LUNA Recovery Can Help You Get Through the Most Difficult Phases of Rehabilitation
The road back to recovery coming from an addiction is never easy. This journey is made even more difficult if the dependency involved a highly dangerous substance, such as fentanyl. This is why it is important to be in a place where the patient could get the proper care and support needed to help them through this arduous process.
This is the kind of attention that patients get here at LUNA Recovery. We do this because we believe that people going through this journey deserve no less, and their success is also our success. Let us help you now because you deserve all the care and support you could get.

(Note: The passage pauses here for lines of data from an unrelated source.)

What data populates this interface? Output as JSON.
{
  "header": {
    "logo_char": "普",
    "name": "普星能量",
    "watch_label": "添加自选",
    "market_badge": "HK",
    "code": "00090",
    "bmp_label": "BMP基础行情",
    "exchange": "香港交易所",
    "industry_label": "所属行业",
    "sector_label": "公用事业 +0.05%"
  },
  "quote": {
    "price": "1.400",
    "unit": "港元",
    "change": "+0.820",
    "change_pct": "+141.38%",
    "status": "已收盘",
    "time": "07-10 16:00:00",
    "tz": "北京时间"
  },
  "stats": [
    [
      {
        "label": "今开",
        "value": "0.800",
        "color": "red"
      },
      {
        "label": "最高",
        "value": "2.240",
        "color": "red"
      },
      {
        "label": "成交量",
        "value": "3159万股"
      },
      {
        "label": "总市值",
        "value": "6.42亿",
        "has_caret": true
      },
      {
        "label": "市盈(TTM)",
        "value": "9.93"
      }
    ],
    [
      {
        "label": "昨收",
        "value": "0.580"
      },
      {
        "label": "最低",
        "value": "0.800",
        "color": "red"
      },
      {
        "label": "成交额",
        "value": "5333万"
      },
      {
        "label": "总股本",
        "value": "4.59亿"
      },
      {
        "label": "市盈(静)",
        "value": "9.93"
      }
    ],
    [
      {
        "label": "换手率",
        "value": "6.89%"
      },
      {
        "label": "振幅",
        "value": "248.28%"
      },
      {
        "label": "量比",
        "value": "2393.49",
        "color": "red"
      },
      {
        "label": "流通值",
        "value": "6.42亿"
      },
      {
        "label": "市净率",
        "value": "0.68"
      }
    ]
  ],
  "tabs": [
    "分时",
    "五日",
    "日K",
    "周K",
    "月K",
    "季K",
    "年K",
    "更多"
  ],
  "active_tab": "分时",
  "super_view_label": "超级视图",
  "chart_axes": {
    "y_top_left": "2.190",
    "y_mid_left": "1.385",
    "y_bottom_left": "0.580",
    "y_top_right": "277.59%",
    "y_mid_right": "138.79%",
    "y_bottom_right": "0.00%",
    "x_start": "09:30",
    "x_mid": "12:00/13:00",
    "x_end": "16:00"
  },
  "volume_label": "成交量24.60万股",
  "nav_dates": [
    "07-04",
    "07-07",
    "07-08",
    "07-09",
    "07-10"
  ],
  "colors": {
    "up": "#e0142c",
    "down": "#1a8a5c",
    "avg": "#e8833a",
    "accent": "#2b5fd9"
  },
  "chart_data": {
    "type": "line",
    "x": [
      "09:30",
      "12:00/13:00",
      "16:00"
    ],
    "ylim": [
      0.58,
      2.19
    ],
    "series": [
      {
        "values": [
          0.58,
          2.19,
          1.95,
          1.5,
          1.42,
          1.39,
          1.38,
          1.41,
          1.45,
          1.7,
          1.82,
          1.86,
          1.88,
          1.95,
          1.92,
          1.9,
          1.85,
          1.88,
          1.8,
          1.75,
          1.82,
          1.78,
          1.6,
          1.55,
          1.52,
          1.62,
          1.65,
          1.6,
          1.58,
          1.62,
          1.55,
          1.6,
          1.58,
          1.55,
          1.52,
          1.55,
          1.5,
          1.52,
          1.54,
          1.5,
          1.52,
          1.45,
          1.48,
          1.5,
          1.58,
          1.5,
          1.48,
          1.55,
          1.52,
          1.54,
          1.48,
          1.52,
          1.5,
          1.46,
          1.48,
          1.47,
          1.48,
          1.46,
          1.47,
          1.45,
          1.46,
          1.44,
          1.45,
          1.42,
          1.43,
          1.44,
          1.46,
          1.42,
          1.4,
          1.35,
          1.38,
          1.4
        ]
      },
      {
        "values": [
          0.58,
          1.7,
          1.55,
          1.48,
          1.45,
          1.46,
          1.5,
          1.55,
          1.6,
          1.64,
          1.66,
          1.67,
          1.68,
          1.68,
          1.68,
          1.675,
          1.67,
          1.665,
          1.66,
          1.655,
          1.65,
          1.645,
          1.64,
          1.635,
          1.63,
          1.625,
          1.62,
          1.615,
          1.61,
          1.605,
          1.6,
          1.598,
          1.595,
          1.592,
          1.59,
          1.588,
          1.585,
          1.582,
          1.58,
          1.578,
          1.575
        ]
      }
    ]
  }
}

Dr. Allaire received his Bachelors of Science in Biology from the University of Houston, as Valedictorian of the College of Natural Sciences and Mathematics, and his Medical Doctorate from Baylor College of Medicine, where he served as Chief Resident. He is the medical monitor for the Physician Counseling Committee of the Harris County Medical Society and the Medical Director of Serenity House Detox. Dr. Allaire specializes in medically assisted detox cases, treating patients in recovery from addiction or other mental health disorders, the medical assessment and monitoring of patients with addictive disorders, medical care related to eating disorders and the medical treatment of patients with mental health conditions.